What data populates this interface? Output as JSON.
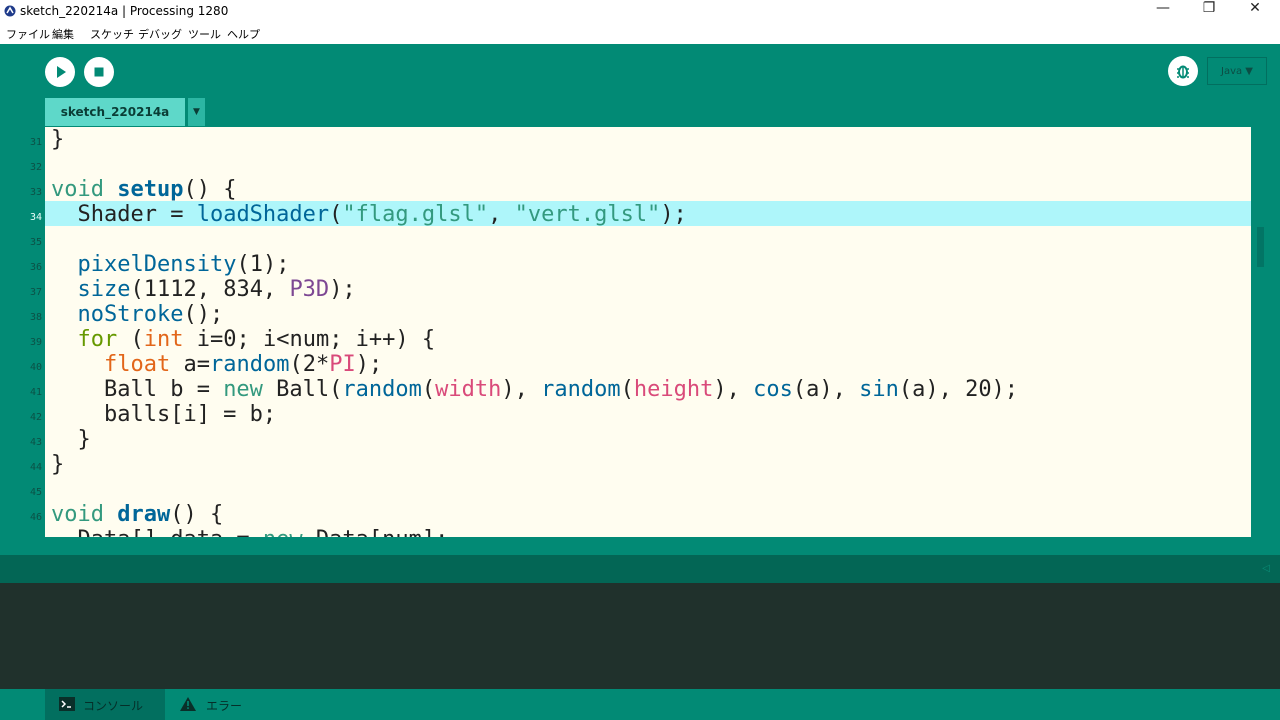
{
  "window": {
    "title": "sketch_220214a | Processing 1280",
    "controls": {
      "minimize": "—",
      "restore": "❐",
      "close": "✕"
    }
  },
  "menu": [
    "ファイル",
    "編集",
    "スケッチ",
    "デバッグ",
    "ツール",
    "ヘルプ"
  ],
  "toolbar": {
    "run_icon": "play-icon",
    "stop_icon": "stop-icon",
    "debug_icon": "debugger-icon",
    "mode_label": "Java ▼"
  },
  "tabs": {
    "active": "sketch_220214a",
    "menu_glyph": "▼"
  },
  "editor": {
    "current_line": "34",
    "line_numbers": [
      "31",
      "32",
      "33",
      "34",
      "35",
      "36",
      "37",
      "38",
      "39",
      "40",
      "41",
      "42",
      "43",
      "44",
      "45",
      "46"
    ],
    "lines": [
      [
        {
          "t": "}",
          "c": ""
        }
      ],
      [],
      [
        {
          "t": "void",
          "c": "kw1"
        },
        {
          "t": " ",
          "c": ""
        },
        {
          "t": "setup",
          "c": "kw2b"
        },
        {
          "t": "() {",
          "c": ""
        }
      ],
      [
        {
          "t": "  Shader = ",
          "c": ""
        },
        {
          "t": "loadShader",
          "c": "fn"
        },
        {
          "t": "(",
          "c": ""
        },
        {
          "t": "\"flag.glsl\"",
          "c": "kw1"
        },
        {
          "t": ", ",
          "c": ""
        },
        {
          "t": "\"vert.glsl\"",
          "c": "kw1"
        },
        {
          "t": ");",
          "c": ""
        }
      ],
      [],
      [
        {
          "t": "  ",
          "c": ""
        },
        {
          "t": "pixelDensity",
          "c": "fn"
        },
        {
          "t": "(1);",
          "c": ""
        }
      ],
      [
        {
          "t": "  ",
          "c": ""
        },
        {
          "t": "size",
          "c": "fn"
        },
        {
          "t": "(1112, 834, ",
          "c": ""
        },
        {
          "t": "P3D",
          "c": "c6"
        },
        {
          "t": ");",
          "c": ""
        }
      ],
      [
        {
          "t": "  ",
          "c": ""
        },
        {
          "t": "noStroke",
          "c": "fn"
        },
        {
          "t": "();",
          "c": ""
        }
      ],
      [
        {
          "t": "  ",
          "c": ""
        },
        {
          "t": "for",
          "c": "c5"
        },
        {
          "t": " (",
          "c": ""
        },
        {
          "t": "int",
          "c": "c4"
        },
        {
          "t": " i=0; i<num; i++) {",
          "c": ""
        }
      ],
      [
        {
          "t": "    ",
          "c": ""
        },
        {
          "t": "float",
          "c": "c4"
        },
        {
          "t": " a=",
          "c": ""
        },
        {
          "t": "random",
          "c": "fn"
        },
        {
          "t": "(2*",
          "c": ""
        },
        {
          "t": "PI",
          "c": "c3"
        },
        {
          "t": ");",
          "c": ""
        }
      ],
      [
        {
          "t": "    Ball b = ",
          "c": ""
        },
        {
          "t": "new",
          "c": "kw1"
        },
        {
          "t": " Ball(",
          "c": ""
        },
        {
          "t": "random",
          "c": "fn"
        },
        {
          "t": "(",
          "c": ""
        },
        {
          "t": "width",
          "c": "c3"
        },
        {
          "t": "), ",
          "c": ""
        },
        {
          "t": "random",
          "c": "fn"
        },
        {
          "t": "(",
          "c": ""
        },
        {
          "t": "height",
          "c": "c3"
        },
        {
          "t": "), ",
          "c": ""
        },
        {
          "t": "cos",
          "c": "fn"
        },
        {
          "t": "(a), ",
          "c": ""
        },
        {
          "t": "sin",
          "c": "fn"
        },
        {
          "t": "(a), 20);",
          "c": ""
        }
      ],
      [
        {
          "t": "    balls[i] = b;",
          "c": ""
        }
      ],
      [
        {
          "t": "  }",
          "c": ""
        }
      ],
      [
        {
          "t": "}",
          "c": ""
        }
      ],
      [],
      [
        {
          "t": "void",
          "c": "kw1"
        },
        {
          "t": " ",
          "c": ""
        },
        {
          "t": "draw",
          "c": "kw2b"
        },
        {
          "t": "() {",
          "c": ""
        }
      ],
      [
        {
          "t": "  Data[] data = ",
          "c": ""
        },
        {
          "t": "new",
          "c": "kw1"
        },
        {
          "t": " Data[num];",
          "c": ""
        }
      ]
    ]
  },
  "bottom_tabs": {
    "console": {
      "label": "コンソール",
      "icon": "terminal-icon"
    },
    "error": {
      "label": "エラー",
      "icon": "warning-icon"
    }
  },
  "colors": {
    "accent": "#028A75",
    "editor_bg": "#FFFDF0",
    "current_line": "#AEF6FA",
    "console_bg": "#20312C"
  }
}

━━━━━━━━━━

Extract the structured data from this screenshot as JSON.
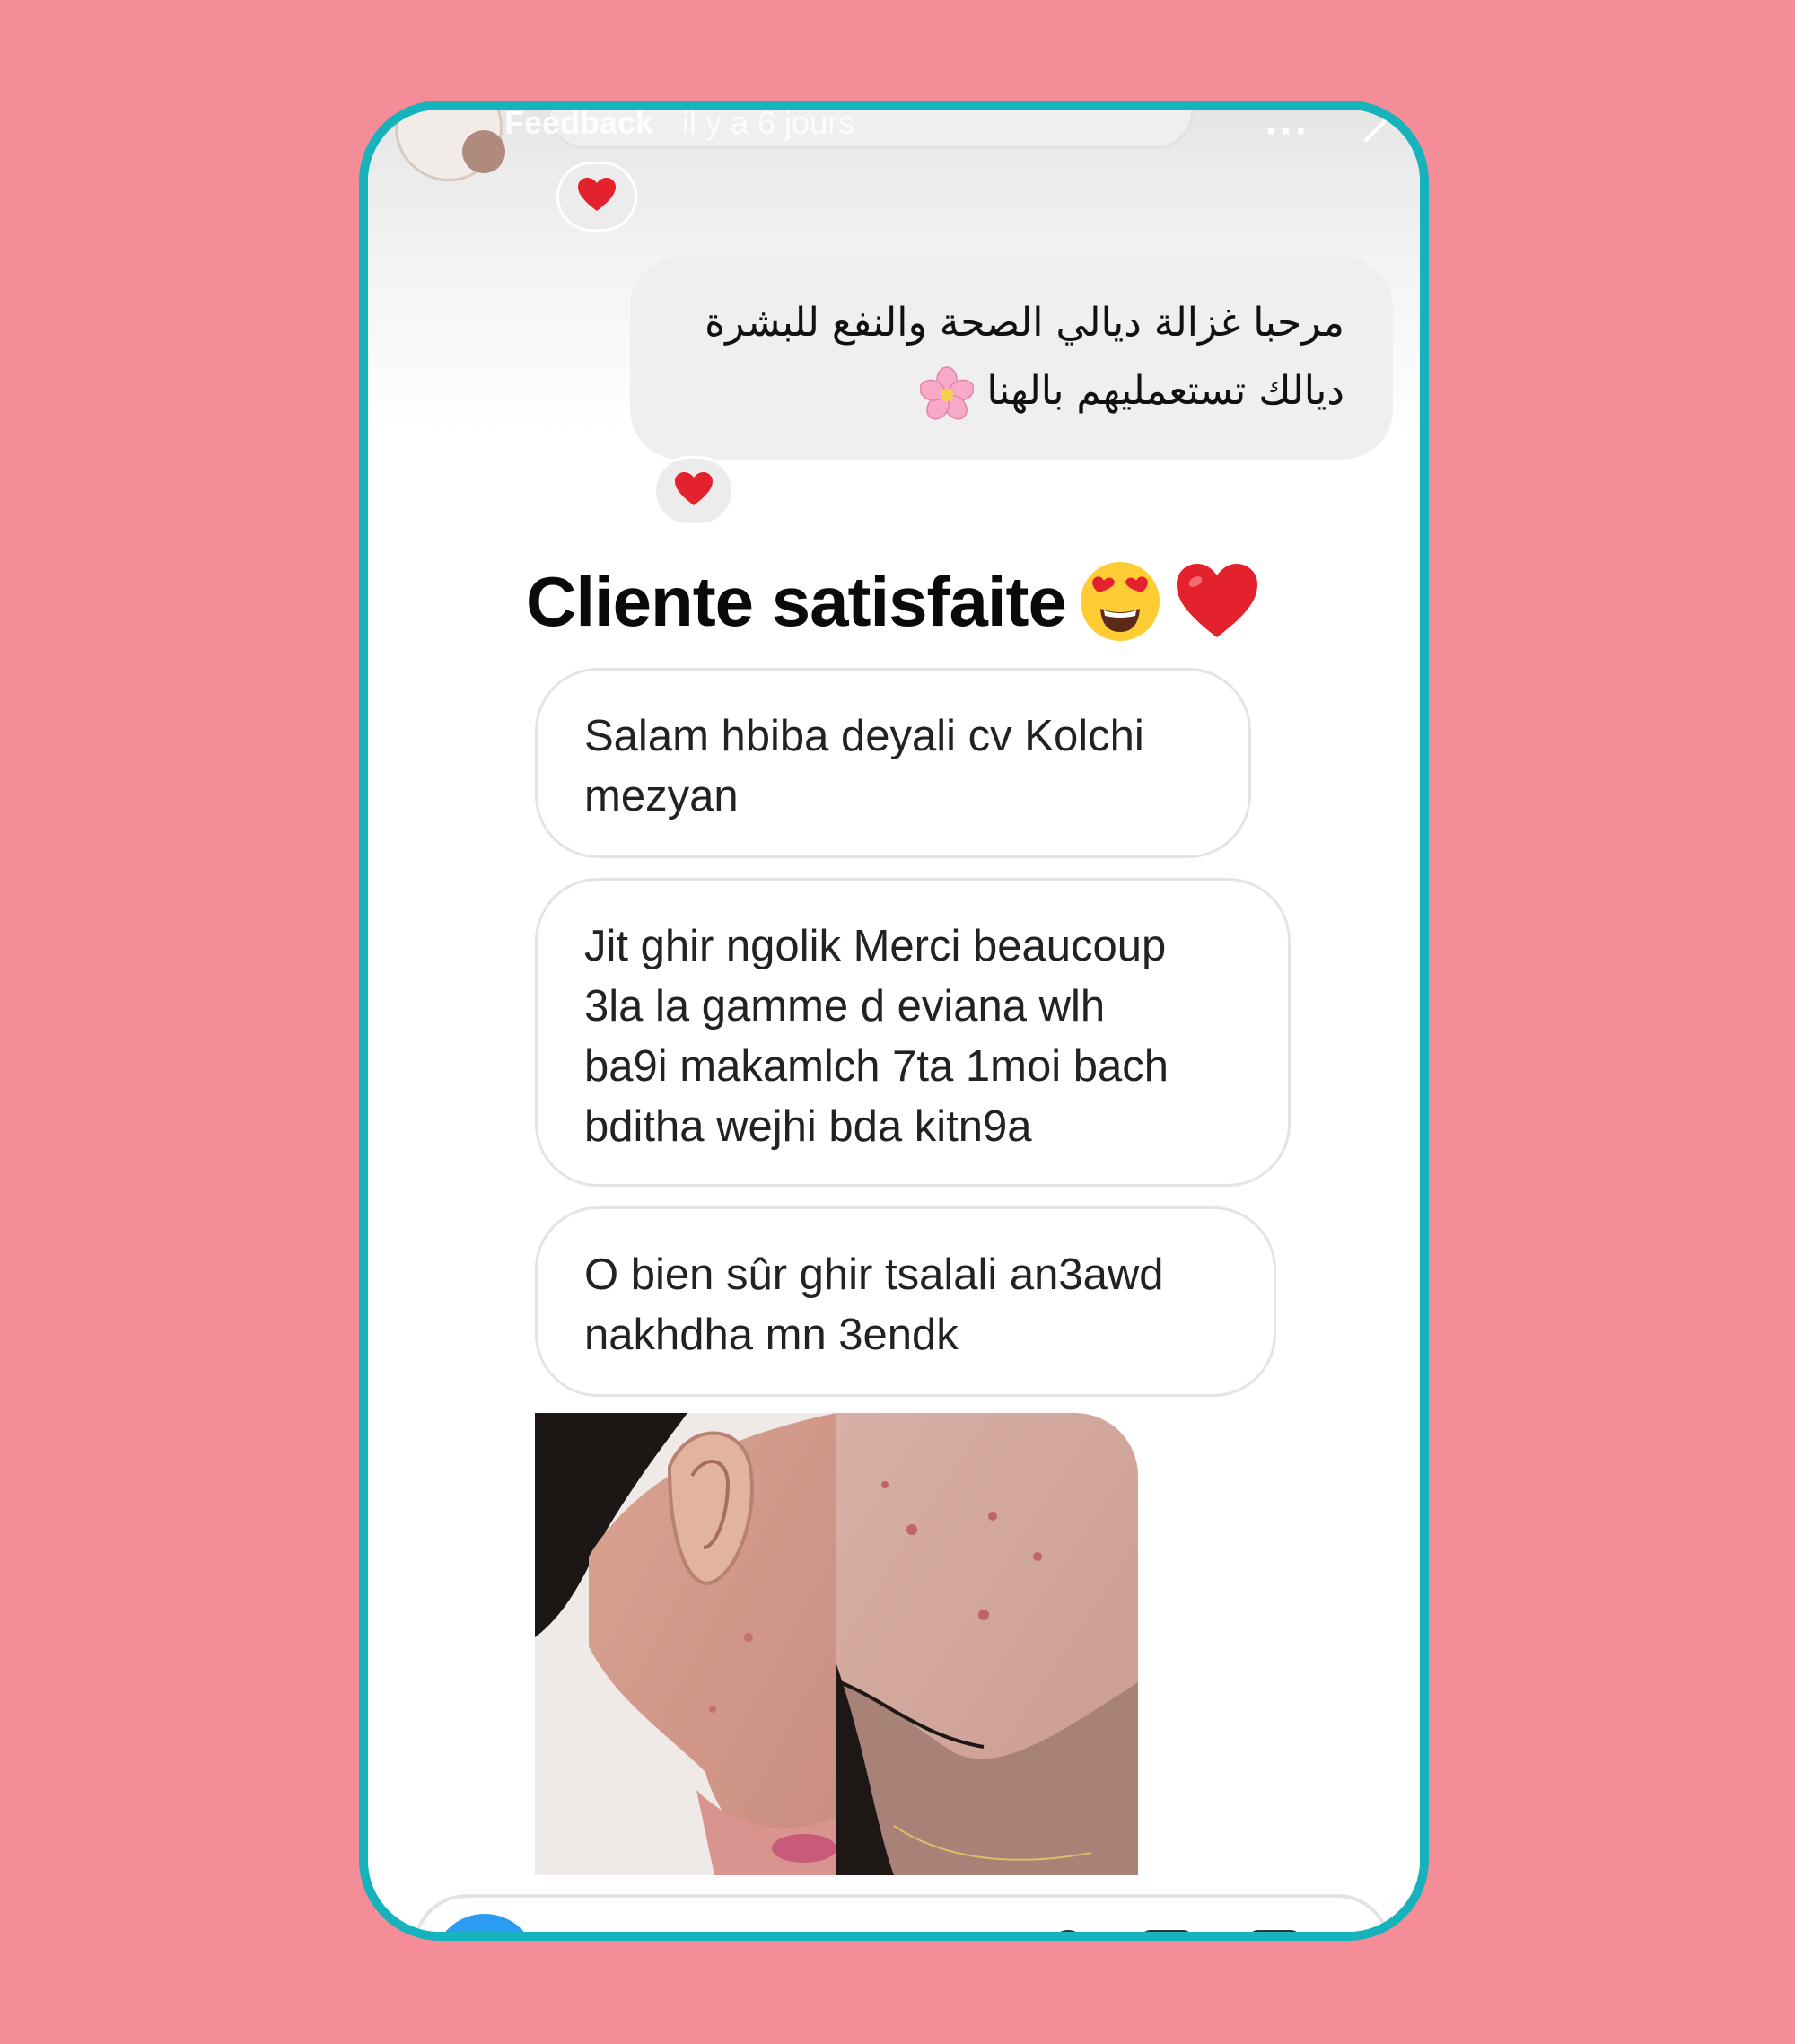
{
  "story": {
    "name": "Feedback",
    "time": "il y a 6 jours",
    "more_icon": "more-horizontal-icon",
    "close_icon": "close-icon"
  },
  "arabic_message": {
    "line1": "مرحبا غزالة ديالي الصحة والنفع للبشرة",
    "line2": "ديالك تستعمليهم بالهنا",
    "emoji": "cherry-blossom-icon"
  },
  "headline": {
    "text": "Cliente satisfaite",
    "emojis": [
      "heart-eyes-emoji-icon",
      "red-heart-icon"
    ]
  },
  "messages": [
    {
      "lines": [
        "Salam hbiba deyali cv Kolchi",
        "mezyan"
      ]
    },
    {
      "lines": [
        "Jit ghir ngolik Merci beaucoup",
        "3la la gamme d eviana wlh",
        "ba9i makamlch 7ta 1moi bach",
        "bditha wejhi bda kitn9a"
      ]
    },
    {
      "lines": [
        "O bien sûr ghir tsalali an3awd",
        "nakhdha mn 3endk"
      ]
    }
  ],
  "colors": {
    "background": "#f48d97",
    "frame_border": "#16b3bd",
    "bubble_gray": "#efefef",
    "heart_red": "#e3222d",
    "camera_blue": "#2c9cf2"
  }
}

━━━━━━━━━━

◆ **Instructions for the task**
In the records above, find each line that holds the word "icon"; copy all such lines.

◆ **Task response**
    "run_icon": "play-icon",
    "stop_icon": "stop-icon",
    "debug_icon": "debugger-icon",
      "icon": "terminal-icon"
      "icon": "warning-icon"
    "more_icon": "more-horizontal-icon",
    "close_icon": "close-icon"
    "emoji": "cherry-blossom-icon"
      "heart-eyes-emoji-icon",
      "red-heart-icon"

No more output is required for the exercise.